17. Amidst the DPRK’s continued development of nuclear and missile programs, the Secretary and the Minister recognized the necessity of continued sanctions monitoring missions in the region and welcomed continued multinational contributions to counter-proliferation activities in the region. The Secretary expressed appreciation for the ROK’s contribution to various global security efforts, including the Proliferation Security Initiative (PSI) and both leaders concurred on the importance of upholding and fully implementing all relevant UNSCRs. They reaffirmed their commitment to enhancing cooperation to address existing DPRK sanctions evasion tactics and illicit cyber activities, and committed to seek additional opportunities for responding to WMD threats from the DPRK. Additionally, the two leaders resolved to continue strengthening cooperation to enhance CWMD capabilities through measures including U.S.-ROK Counter WMD Committee (CWMDC) and U.S. DOD Cooperative Threat Reduction (CTR) programs, which have enhanced Alliance CWMD capabilities. The Secretary and the Minister applauded the work done over the last year in the CWMDC to enhance the Alliance’s combined response capabilities to prevent the acquisition and use of DPRK’s WMD, and to respond to mitigate WMD threats.

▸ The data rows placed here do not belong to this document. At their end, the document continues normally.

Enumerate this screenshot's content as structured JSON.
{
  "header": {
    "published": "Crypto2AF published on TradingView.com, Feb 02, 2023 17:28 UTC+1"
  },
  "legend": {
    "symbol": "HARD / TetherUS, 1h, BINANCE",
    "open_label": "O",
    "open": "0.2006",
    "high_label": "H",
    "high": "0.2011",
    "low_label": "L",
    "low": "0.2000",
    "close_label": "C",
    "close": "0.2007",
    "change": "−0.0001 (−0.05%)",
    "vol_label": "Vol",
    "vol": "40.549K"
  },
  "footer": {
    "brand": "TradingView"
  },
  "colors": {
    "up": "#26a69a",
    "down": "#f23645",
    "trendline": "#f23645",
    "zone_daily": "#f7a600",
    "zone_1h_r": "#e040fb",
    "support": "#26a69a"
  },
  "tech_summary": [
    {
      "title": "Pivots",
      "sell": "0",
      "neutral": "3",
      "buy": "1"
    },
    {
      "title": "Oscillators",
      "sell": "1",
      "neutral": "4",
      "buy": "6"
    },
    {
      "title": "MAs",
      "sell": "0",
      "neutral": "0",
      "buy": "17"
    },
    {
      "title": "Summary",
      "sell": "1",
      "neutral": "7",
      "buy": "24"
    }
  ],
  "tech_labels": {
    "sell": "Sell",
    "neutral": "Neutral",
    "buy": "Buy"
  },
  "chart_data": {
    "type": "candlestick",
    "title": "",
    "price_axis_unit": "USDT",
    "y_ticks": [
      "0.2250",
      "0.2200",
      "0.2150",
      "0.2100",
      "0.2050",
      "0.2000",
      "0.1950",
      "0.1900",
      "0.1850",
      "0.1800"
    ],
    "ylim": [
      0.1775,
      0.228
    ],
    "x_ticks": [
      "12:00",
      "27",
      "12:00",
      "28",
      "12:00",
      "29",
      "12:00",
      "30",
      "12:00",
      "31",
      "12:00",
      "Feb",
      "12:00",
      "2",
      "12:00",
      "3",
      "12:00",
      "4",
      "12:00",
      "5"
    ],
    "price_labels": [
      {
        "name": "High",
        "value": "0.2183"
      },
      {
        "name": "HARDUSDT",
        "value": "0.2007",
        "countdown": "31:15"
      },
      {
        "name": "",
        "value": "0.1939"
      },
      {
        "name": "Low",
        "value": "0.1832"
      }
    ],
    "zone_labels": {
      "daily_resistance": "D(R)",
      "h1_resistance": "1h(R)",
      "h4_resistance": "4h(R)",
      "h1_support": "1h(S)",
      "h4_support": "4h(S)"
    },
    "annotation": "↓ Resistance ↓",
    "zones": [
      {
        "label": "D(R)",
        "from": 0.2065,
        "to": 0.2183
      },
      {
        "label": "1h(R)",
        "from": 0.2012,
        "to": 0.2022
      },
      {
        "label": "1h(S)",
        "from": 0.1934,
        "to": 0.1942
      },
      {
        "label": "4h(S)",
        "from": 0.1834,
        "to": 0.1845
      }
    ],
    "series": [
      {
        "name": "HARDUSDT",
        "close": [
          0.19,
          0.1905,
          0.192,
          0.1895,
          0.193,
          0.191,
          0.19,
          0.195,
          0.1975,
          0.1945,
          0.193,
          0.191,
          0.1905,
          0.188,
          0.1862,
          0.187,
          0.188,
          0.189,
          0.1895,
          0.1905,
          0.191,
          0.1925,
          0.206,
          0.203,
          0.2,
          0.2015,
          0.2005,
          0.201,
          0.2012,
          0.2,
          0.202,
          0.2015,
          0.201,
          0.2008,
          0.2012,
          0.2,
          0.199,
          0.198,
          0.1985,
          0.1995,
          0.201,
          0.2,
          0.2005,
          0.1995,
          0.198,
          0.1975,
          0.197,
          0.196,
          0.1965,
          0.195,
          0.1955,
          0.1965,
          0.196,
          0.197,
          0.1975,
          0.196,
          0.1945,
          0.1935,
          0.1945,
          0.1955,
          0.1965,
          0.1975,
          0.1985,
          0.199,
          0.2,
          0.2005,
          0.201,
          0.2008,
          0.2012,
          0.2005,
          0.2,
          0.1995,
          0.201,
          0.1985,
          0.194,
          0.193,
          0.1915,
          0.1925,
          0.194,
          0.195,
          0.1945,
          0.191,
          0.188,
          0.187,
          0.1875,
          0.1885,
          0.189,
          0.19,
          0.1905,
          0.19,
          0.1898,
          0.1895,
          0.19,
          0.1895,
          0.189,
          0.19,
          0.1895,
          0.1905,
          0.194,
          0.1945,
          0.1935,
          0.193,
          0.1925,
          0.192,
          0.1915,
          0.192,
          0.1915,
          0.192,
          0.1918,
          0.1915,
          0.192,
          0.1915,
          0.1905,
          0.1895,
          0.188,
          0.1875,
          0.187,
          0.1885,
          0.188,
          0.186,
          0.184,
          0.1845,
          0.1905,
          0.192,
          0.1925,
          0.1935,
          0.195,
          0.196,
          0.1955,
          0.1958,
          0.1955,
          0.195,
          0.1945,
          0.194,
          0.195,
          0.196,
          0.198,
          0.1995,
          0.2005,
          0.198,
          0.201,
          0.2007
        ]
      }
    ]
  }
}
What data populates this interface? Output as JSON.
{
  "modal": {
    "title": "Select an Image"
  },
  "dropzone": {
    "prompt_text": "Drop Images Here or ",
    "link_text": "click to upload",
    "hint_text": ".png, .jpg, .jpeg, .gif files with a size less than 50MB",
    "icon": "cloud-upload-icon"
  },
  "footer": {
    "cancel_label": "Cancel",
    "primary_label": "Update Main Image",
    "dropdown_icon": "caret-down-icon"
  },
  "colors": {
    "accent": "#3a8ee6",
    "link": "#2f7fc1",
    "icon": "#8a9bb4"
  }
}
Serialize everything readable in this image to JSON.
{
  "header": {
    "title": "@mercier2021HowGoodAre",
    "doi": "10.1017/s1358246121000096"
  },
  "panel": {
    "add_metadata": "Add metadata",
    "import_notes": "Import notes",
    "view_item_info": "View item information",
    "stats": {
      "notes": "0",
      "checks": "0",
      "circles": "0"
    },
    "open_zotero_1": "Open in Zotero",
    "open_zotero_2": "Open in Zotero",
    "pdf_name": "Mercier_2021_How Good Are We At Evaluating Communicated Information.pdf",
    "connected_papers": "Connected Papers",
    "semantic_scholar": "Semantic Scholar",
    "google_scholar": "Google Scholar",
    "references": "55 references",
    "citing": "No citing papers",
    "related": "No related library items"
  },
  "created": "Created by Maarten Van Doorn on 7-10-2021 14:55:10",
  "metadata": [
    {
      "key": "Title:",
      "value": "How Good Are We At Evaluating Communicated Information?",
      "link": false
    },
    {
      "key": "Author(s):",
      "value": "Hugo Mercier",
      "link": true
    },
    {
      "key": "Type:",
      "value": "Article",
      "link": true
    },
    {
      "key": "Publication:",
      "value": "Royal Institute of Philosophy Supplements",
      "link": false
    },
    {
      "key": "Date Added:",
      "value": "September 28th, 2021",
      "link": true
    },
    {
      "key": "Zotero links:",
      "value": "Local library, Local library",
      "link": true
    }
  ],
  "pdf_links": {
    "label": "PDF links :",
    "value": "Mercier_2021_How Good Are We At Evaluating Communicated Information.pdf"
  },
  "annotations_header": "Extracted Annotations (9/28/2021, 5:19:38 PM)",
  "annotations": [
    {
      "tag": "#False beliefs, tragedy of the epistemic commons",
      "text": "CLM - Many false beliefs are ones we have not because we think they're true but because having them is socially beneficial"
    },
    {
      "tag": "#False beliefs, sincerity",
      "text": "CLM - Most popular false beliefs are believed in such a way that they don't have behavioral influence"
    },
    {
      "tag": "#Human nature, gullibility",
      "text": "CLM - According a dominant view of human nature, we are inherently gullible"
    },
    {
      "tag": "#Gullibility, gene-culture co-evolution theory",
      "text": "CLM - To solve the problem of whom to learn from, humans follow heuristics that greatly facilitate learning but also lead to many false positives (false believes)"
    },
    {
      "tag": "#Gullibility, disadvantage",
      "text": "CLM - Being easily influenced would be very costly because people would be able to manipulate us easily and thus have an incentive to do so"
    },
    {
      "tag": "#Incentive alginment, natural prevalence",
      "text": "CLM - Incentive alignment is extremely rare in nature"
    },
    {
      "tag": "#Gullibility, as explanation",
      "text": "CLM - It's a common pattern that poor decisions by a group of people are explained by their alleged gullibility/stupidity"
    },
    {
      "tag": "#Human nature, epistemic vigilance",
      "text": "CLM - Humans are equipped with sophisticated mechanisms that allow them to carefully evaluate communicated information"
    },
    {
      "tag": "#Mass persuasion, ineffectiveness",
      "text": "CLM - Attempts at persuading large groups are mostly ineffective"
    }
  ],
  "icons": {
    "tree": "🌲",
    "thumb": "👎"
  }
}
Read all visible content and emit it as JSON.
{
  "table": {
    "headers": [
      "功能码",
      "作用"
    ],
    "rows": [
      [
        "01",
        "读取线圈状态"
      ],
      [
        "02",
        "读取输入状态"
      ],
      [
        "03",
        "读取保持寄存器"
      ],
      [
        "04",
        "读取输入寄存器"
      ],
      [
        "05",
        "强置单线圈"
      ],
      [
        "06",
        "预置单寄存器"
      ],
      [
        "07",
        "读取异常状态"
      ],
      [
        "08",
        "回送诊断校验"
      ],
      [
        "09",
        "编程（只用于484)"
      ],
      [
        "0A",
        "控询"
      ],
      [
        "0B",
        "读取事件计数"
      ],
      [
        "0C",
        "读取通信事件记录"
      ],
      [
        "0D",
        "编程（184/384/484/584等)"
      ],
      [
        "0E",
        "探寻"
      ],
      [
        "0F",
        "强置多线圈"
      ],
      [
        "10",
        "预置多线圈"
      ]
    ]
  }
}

Secretary Austin expressed his gratitude that the ROK is contributing towards ensuring a stable stationing environment for U.S. Forces Korea. The Secretary and Minister also assessed that the Special Measures Agreement (SMA) has greatly contributed to the strengthening of the U.S.-ROK combined defense posture.
18. Secretary Austin and Minister Lee expressed appreciation for the courtesy, hospitality, and work by both sides that contributed to the success of this year’s SCM. Both leaders affirmed that the discussions during the 54th SCM and the 47th MCM contributed to substantively strengthening the U.S.-ROK Alliance and further developing the bilateral defense relationship into the U.S.-ROK global comprehensive strategic Alliance. Both sides expect to hold the 55th SCM and 48th MCM in Seoul at a mutually convenient time in 2023.